My estimation based on the Buddy King’s aromas was proved right; its super sour! This high acid cider tastes like malic and acetic acids. My first impression is how very basque-inspired or Sidra like it tastes. It’s far from one dimensional though. The cider also proffers red bell pepper and tropical fruit notes while it remains bone dry.

The Buddy King is very angular with all that acid and some tannins. The hints of tomato and berry seem like they’d be in conflict, but they work harmoniously together. I appreciate that it’s petillant rather than more strongly sparkling. The acid provides enough excitement on its own without needing the needling of aggressive bubbles. 

I need to emphaize just how much tart acid the cider has. The Buddy King can cut through any food! Be sure to use this superpower and pair it with food.
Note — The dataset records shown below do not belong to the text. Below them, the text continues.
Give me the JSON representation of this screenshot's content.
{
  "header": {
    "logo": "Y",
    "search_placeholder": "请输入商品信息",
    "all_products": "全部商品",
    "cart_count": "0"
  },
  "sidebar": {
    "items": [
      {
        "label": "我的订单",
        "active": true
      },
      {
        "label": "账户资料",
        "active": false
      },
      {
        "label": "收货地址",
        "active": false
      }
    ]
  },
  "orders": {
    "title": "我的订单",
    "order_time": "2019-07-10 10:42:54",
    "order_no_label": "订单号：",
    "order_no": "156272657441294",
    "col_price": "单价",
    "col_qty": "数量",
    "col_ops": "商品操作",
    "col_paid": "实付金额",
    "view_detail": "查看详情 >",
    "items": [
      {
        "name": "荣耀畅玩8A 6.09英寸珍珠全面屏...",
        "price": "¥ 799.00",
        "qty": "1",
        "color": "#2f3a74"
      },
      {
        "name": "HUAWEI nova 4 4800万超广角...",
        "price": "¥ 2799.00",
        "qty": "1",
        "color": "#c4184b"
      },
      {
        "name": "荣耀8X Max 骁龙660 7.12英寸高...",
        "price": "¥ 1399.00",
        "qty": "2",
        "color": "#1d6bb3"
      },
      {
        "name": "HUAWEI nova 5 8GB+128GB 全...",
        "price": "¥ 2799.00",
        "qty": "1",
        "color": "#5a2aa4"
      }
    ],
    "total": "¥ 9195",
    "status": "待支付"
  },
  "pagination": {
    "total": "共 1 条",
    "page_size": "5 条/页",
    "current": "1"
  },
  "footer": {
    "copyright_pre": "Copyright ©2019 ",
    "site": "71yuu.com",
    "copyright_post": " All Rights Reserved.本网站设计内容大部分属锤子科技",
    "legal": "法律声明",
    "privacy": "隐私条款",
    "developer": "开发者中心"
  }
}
You could choose something hearty like Shepherds Pie or something with plenty of cheese like my ravioli meal. The fun thing about pairing the Buddy King is how much the cider changes. The cider’s funk is revealed even as the acid is tamed. What a complex and wild offering from Angry Orchard’s Walden Cider House!

Monday, November 7, 2022
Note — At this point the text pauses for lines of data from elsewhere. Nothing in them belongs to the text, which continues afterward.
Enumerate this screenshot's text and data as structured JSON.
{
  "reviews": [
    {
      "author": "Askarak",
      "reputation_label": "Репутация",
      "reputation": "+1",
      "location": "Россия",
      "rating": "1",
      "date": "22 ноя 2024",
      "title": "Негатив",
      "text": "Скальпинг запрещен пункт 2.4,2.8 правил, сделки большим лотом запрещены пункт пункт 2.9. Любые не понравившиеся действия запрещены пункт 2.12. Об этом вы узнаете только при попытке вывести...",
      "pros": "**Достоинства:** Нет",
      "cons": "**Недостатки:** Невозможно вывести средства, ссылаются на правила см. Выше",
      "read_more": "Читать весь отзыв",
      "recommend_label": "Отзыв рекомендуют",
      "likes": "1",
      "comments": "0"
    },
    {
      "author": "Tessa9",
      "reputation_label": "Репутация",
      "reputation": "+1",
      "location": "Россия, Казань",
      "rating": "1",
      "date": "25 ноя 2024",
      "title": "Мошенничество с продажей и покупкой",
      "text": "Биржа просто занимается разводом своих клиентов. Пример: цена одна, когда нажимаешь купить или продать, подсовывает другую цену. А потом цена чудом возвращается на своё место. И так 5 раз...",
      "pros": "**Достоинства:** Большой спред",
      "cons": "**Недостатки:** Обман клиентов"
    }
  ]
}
Cider Review: Milk & Honey Ciders' Fauna

I write with my eyes full of sunset tonight. It’s coming earlier, but I’m glad to pay that price in order to have a few more weeks of mornings with even just the barest hint of light. I need it to get up and feel like there is a universe outside of my bed. Other folks feel the evening’s loss more keenly, I know it. I’ll take the gratitude though. In any case, I like plenty of quiet dark evenings at home with good food and good cider. This review is from just such a night; I’m trying Fauna by Milk and Honey Ciders.

This week’s cider is my first from Milk & Honey Ciders. This is a cidery out of St. Joseph, Minnesota. I’m so excited to try the Fauna. This cider was shared with me in a trade, so many thanks to everyone in my cider trading communities! You know who you are.
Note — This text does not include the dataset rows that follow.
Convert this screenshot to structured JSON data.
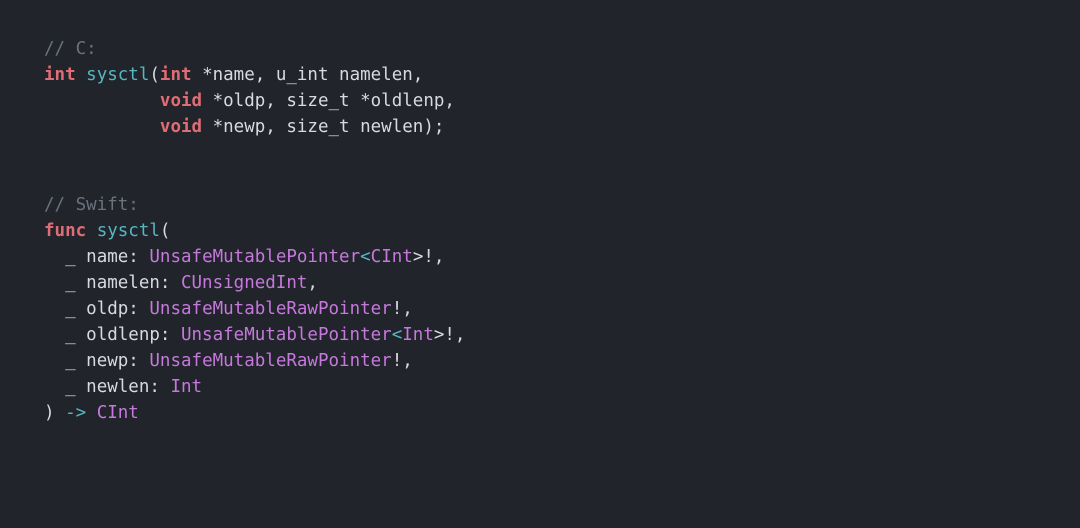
{
  "code": {
    "tokens": [
      [
        {
          "t": "// C:",
          "c": "comment"
        }
      ],
      [
        {
          "t": "int",
          "c": "keyword"
        },
        {
          "t": " ",
          "c": "punct"
        },
        {
          "t": "sysctl",
          "c": "func"
        },
        {
          "t": "(",
          "c": "punct"
        },
        {
          "t": "int",
          "c": "keyword"
        },
        {
          "t": " *name, u_int namelen,",
          "c": "param"
        }
      ],
      [
        {
          "t": "           ",
          "c": "punct"
        },
        {
          "t": "void",
          "c": "keyword"
        },
        {
          "t": " *oldp, size_t *oldlenp,",
          "c": "param"
        }
      ],
      [
        {
          "t": "           ",
          "c": "punct"
        },
        {
          "t": "void",
          "c": "keyword"
        },
        {
          "t": " *newp, size_t newlen);",
          "c": "param"
        }
      ],
      [],
      [],
      [
        {
          "t": "// Swift:",
          "c": "comment"
        }
      ],
      [
        {
          "t": "func",
          "c": "keyword"
        },
        {
          "t": " ",
          "c": "punct"
        },
        {
          "t": "sysctl",
          "c": "func"
        },
        {
          "t": "(",
          "c": "punct"
        }
      ],
      [
        {
          "t": "  ",
          "c": "punct"
        },
        {
          "t": "_",
          "c": "under"
        },
        {
          "t": " name: ",
          "c": "param"
        },
        {
          "t": "UnsafeMutablePointer",
          "c": "type"
        },
        {
          "t": "<",
          "c": "op"
        },
        {
          "t": "CInt",
          "c": "type"
        },
        {
          "t": ">!,",
          "c": "punct"
        }
      ],
      [
        {
          "t": "  ",
          "c": "punct"
        },
        {
          "t": "_",
          "c": "under"
        },
        {
          "t": " namelen: ",
          "c": "param"
        },
        {
          "t": "CUnsignedInt",
          "c": "type"
        },
        {
          "t": ",",
          "c": "punct"
        }
      ],
      [
        {
          "t": "  ",
          "c": "punct"
        },
        {
          "t": "_",
          "c": "under"
        },
        {
          "t": " oldp: ",
          "c": "param"
        },
        {
          "t": "UnsafeMutableRawPointer",
          "c": "type"
        },
        {
          "t": "!,",
          "c": "punct"
        }
      ],
      [
        {
          "t": "  ",
          "c": "punct"
        },
        {
          "t": "_",
          "c": "under"
        },
        {
          "t": " oldlenp: ",
          "c": "param"
        },
        {
          "t": "UnsafeMutablePointer",
          "c": "type"
        },
        {
          "t": "<",
          "c": "op"
        },
        {
          "t": "Int",
          "c": "type"
        },
        {
          "t": ">!,",
          "c": "punct"
        }
      ],
      [
        {
          "t": "  ",
          "c": "punct"
        },
        {
          "t": "_",
          "c": "under"
        },
        {
          "t": " newp: ",
          "c": "param"
        },
        {
          "t": "UnsafeMutableRawPointer",
          "c": "type"
        },
        {
          "t": "!,",
          "c": "punct"
        }
      ],
      [
        {
          "t": "  ",
          "c": "punct"
        },
        {
          "t": "_",
          "c": "under"
        },
        {
          "t": " newlen: ",
          "c": "param"
        },
        {
          "t": "Int",
          "c": "type"
        }
      ],
      [
        {
          "t": ") ",
          "c": "punct"
        },
        {
          "t": "->",
          "c": "op"
        },
        {
          "t": " ",
          "c": "punct"
        },
        {
          "t": "CInt",
          "c": "type"
        }
      ]
    ]
  }
}
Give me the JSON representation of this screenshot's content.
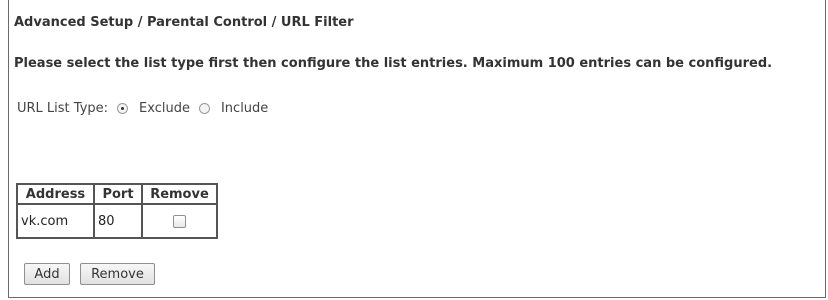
{
  "breadcrumb": "Advanced Setup / Parental Control / URL Filter",
  "description": "Please select the list type first then configure the list entries. Maximum 100 entries can be configured.",
  "list_type": {
    "label": "URL List Type:",
    "options": [
      {
        "label": "Exclude",
        "selected": true
      },
      {
        "label": "Include",
        "selected": false
      }
    ]
  },
  "table": {
    "headers": [
      "Address",
      "Port",
      "Remove"
    ],
    "rows": [
      {
        "address": "vk.com",
        "port": "80",
        "remove_checked": false
      }
    ]
  },
  "buttons": {
    "add": "Add",
    "remove": "Remove"
  }
}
I recommend visiting the cidery online:

Here’s how Milk and Honey describe the Fauna:

Inside you will find an elite group of apples capable of a truly great cider. Tannic apples for depth and body. Sharps for bright fruity-vinous character. Interesting Heirlooms for aromatics. Every year the apples may change depending upon the whims of the orchard, but they will always impress. Let the apples shine.

Alcohol 6.90%

Appearance: hazy, warm straw, bubbly

The Fauna seems like a tremendously active cider. I can see tiny bubbles racing for the surface through the mild haze and warm straw color. It pours with a little bubble, but the mousse dissipates quickly.

Aromas: Malic acid, minerality, rock candy, fresh apple

This cider is brimming over with interesting scents! The first smell I notice is rock candy & malic acid in the attack, followed by something funky and more deeply minerally. Overall, it’s an austere set of smells that concludes with a sense of cold, sharpened apple.

Sweetness/dryness: Dry

This is a nice dry cider. It’s neither harsh nor deceptively fruit forward.  

Flavors and drinking experience: high acid, pineapple, mild tannins, bitterness on the finish

The Fauna taste well-balanced and admirably restrained. Yes, the cider has high acid, but it’s balanced by also being very mildly tannic with a low, bitter finish. I appreciate the fruity acids that remind me of pineapple. The flavors are light and immediate for the most part. I do insist that the cider be poured from its serving container. Drinking from the bottle robs the experience of its best parts, so use a glass. I also love the Fauna’s small but pervasive bubbles. They enliven the experience in a big way.

I enjoyed my cider while I was perusing a game book before playing some table-top role play awesomeness with faraway friends. I'm sure no one is surprised by that level of nerdiness, but I have to own up. I think it would also go well with a hearty minestrone soup and good bread.